[Dataset records]
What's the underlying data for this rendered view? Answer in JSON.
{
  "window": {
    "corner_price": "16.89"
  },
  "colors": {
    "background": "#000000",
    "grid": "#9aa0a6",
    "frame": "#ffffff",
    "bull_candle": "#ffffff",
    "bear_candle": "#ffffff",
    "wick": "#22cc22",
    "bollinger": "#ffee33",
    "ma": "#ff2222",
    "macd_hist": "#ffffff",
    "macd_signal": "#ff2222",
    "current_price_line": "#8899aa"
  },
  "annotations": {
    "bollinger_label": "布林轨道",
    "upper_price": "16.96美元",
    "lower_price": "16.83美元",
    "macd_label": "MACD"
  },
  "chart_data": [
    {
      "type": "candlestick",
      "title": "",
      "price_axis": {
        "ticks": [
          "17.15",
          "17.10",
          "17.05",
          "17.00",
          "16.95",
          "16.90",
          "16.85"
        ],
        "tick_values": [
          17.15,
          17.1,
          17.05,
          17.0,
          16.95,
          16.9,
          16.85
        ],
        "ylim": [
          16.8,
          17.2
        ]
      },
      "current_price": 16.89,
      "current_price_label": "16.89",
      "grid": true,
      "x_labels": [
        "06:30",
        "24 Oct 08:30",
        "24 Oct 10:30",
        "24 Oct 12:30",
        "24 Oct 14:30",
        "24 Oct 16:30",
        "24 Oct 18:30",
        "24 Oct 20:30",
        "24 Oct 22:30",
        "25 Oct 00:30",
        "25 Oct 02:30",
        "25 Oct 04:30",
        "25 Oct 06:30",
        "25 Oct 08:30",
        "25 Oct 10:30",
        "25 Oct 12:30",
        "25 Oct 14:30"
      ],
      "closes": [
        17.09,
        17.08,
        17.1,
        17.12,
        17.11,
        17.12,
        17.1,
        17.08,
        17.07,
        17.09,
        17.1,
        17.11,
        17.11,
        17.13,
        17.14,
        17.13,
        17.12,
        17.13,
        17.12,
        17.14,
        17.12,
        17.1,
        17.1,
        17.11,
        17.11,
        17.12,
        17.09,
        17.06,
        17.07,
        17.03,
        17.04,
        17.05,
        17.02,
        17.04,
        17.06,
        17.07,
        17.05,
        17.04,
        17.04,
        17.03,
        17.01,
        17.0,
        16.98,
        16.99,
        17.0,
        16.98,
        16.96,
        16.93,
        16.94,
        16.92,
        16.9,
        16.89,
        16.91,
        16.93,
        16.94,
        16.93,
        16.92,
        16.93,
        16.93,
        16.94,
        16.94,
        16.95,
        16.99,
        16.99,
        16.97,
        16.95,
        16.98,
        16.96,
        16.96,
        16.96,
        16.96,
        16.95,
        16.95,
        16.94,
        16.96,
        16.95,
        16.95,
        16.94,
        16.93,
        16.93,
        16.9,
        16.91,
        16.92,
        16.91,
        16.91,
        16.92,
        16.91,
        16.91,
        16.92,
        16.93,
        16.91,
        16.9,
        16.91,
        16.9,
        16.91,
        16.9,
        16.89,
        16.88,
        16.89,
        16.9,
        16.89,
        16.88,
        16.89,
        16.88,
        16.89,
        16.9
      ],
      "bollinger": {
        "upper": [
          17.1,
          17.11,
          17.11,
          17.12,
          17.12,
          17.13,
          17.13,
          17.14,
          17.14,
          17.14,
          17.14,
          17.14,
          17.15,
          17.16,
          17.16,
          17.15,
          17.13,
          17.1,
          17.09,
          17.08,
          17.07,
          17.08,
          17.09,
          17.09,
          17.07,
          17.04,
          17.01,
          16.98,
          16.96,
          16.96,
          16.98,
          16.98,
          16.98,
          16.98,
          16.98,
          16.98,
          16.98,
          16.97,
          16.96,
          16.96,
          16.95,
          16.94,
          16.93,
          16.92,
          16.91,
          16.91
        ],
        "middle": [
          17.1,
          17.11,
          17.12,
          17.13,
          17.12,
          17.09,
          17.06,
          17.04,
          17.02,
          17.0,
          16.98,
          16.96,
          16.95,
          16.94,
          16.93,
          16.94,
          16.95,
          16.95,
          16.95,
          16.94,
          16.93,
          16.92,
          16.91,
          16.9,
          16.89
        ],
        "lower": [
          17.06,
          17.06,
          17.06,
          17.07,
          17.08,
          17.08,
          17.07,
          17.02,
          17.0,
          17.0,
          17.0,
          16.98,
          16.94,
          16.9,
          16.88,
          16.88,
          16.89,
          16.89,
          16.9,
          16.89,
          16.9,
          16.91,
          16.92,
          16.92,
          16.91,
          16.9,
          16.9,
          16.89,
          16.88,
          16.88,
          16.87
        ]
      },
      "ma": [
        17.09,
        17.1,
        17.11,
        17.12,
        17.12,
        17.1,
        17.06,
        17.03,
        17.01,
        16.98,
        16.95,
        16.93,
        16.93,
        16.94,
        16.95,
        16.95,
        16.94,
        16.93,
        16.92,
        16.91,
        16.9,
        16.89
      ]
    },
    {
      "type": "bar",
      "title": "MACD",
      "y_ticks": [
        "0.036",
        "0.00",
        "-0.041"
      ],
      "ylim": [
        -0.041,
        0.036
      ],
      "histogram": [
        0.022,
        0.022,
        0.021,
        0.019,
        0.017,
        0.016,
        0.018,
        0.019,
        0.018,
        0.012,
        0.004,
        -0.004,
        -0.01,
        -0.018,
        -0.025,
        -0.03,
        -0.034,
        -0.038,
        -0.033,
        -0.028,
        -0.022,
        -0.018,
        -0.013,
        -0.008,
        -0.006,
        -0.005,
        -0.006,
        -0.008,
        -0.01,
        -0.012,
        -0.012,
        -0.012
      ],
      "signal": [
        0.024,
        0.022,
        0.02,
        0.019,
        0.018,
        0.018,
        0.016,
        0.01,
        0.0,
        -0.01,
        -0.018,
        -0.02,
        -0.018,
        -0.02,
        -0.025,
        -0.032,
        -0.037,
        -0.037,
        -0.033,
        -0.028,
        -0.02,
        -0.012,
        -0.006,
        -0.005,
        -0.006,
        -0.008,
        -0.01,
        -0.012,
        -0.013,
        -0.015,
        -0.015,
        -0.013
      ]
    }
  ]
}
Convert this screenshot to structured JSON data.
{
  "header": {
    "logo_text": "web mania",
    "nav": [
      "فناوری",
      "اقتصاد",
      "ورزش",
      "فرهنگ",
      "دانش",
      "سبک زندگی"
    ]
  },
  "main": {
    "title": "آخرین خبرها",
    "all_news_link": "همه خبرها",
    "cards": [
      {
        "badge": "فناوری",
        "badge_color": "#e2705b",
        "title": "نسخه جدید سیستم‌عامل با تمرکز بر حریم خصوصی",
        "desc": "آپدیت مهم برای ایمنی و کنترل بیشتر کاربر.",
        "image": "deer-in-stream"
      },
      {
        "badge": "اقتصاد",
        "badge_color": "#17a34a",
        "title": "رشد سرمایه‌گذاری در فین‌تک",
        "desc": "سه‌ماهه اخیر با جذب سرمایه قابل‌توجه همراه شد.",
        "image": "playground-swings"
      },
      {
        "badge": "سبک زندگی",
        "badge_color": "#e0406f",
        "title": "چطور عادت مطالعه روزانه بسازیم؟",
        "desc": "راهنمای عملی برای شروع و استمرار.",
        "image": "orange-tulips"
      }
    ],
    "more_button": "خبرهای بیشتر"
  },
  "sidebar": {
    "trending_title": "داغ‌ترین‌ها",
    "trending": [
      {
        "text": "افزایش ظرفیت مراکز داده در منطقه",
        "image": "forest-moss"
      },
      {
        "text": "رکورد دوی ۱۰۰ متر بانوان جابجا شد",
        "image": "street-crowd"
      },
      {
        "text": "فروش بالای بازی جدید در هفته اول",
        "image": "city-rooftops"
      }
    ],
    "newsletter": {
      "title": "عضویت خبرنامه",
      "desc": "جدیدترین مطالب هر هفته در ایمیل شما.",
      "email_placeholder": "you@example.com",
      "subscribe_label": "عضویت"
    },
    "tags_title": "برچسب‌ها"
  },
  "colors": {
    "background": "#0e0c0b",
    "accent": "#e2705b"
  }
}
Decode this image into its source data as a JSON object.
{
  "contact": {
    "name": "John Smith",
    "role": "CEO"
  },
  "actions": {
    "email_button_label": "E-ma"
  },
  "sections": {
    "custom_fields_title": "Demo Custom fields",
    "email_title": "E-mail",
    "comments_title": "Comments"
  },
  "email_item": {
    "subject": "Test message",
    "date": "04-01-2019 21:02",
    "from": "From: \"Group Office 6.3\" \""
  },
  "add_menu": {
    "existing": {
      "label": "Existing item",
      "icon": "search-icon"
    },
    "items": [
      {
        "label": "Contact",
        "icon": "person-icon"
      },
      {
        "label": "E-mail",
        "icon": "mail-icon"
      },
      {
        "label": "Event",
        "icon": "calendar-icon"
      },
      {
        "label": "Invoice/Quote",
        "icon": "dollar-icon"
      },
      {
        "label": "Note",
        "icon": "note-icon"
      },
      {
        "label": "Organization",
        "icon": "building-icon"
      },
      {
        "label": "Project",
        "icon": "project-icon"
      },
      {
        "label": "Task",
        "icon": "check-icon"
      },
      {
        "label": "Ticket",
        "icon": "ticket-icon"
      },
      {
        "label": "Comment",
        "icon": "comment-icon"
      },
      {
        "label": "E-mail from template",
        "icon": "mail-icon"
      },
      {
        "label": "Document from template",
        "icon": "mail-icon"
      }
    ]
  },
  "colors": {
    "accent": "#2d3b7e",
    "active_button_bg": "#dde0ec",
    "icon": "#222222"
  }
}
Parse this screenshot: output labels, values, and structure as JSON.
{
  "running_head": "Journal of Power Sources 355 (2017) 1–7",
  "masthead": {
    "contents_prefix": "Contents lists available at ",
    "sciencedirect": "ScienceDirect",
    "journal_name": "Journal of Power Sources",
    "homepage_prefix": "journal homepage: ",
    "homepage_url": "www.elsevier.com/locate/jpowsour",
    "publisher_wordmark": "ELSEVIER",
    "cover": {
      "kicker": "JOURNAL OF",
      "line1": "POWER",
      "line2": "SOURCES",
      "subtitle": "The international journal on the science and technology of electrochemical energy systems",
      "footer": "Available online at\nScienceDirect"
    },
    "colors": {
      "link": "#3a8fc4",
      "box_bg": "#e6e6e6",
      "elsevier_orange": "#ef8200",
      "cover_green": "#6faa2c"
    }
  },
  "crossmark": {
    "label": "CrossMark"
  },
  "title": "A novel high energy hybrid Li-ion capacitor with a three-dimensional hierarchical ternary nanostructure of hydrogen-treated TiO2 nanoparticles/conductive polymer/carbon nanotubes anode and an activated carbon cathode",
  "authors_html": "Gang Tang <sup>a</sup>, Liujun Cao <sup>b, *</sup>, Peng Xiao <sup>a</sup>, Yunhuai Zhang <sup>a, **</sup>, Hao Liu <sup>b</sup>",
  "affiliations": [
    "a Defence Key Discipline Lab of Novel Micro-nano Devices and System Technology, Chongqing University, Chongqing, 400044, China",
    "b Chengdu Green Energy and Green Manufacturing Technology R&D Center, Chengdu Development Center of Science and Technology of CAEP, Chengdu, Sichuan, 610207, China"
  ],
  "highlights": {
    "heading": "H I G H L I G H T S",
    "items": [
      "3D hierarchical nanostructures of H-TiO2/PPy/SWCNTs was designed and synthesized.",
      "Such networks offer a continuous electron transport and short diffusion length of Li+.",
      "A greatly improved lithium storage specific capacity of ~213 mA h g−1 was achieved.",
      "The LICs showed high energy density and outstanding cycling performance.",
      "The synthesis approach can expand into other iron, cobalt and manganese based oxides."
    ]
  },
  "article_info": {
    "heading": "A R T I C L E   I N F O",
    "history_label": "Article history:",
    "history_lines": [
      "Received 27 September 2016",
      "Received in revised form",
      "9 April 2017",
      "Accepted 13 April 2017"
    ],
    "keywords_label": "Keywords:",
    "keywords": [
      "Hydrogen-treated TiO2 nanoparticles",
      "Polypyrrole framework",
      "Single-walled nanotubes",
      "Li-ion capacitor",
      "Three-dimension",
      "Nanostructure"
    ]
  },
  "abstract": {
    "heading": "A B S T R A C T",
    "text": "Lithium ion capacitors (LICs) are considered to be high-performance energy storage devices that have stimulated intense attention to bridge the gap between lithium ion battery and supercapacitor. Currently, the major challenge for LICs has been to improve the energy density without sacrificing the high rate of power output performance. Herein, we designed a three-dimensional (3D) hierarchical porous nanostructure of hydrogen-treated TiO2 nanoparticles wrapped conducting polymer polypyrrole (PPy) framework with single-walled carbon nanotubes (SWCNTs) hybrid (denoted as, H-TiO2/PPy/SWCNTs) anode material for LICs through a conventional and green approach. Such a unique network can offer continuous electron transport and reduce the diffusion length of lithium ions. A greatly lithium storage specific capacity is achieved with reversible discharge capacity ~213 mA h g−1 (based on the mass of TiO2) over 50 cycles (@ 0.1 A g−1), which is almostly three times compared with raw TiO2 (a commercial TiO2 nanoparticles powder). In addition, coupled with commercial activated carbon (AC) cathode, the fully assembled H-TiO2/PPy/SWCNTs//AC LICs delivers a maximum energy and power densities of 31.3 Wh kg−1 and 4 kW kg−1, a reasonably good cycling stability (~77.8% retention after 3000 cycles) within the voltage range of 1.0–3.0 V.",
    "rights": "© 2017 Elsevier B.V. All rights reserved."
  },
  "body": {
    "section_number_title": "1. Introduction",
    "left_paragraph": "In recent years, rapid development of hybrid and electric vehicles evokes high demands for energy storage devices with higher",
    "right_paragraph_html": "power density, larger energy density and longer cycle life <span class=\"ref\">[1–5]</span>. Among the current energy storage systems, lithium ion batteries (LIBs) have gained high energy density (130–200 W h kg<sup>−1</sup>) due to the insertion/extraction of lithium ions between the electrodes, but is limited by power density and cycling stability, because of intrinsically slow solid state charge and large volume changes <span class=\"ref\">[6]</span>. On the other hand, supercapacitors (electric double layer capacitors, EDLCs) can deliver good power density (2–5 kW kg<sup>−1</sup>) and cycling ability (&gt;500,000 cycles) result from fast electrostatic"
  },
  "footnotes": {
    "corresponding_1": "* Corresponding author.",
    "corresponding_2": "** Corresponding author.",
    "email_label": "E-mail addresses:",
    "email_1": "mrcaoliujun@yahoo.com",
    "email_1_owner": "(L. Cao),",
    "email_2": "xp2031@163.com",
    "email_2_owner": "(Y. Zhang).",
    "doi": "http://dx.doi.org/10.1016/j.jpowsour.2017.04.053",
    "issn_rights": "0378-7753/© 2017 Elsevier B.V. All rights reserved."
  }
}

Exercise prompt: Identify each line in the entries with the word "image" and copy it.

Reply:
        "image": "deer-in-stream"
        "image": "playground-swings"
        "image": "orange-tulips"
        "image": "forest-moss"
        "image": "street-crowd"
        "image": "city-rooftops"
Decode this image into its source data as a JSON object.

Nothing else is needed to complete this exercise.